Start of PROVIDED INFORMATION
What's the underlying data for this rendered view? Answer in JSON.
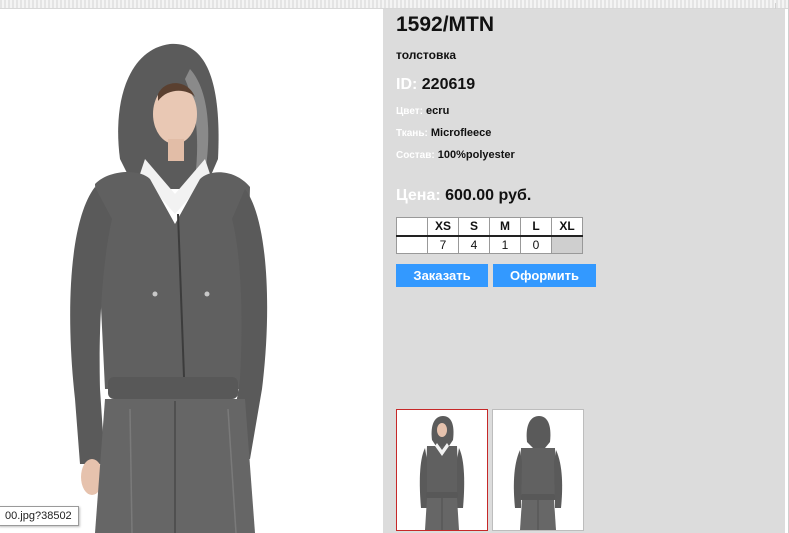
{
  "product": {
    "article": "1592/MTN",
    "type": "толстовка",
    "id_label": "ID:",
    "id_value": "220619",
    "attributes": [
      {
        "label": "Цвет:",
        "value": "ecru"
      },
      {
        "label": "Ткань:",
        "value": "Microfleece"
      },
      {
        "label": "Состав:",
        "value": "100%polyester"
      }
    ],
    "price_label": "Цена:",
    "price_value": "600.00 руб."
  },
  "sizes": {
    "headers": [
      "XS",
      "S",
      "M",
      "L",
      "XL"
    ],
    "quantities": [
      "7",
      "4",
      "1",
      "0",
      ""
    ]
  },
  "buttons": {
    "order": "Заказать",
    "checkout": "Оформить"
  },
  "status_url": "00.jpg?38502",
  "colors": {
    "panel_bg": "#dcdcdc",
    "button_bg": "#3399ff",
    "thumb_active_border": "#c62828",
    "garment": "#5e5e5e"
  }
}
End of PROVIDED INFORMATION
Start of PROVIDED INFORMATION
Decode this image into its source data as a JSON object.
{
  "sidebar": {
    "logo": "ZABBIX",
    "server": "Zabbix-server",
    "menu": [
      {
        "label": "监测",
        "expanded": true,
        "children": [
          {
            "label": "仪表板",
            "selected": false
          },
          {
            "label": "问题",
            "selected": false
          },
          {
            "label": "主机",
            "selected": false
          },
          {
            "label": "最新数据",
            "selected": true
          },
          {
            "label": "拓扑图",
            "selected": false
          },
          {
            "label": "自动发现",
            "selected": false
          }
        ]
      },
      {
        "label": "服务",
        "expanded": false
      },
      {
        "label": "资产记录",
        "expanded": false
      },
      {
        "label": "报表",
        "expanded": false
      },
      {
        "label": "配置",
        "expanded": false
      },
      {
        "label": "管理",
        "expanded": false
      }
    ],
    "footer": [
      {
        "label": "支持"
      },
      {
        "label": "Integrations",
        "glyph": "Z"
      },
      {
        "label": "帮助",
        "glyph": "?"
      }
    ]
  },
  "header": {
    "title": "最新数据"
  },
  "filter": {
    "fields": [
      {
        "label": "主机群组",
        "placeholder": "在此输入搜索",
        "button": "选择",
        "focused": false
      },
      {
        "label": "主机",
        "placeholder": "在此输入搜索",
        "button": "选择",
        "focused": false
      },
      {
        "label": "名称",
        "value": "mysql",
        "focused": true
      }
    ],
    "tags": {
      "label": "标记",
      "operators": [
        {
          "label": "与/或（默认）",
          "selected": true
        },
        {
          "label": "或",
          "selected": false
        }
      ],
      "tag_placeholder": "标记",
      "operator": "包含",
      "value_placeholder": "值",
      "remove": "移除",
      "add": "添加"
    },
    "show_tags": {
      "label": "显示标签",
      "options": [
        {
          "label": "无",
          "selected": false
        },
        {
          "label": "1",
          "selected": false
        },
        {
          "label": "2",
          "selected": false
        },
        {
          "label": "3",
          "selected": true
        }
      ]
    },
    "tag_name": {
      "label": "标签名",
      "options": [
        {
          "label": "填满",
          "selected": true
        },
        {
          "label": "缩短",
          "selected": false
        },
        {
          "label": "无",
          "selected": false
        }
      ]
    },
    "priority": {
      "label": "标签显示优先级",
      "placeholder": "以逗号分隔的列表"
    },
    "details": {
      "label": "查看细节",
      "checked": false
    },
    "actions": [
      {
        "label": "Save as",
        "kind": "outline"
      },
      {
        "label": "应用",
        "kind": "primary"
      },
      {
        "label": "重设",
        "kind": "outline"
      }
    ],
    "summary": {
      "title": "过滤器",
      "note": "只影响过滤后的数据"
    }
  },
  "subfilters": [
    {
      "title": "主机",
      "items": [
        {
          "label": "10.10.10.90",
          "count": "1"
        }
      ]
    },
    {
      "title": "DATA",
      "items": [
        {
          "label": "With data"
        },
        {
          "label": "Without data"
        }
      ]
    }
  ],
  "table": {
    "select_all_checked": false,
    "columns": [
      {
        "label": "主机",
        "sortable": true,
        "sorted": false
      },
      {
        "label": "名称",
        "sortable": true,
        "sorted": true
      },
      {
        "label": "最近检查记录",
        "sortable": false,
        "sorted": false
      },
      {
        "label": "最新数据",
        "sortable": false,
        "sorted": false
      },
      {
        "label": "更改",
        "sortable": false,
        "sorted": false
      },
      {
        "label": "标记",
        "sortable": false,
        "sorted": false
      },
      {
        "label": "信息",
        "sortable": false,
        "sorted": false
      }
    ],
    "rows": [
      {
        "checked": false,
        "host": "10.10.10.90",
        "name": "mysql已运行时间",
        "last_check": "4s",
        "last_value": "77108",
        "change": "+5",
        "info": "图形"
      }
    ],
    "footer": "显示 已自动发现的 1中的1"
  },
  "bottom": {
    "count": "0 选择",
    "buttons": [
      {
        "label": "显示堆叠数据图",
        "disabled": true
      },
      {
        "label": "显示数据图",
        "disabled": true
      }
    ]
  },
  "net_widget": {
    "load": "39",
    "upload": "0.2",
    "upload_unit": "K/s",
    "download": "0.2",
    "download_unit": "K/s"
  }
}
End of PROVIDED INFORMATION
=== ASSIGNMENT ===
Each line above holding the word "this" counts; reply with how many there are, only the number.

=== ANSWER SECTION ===
2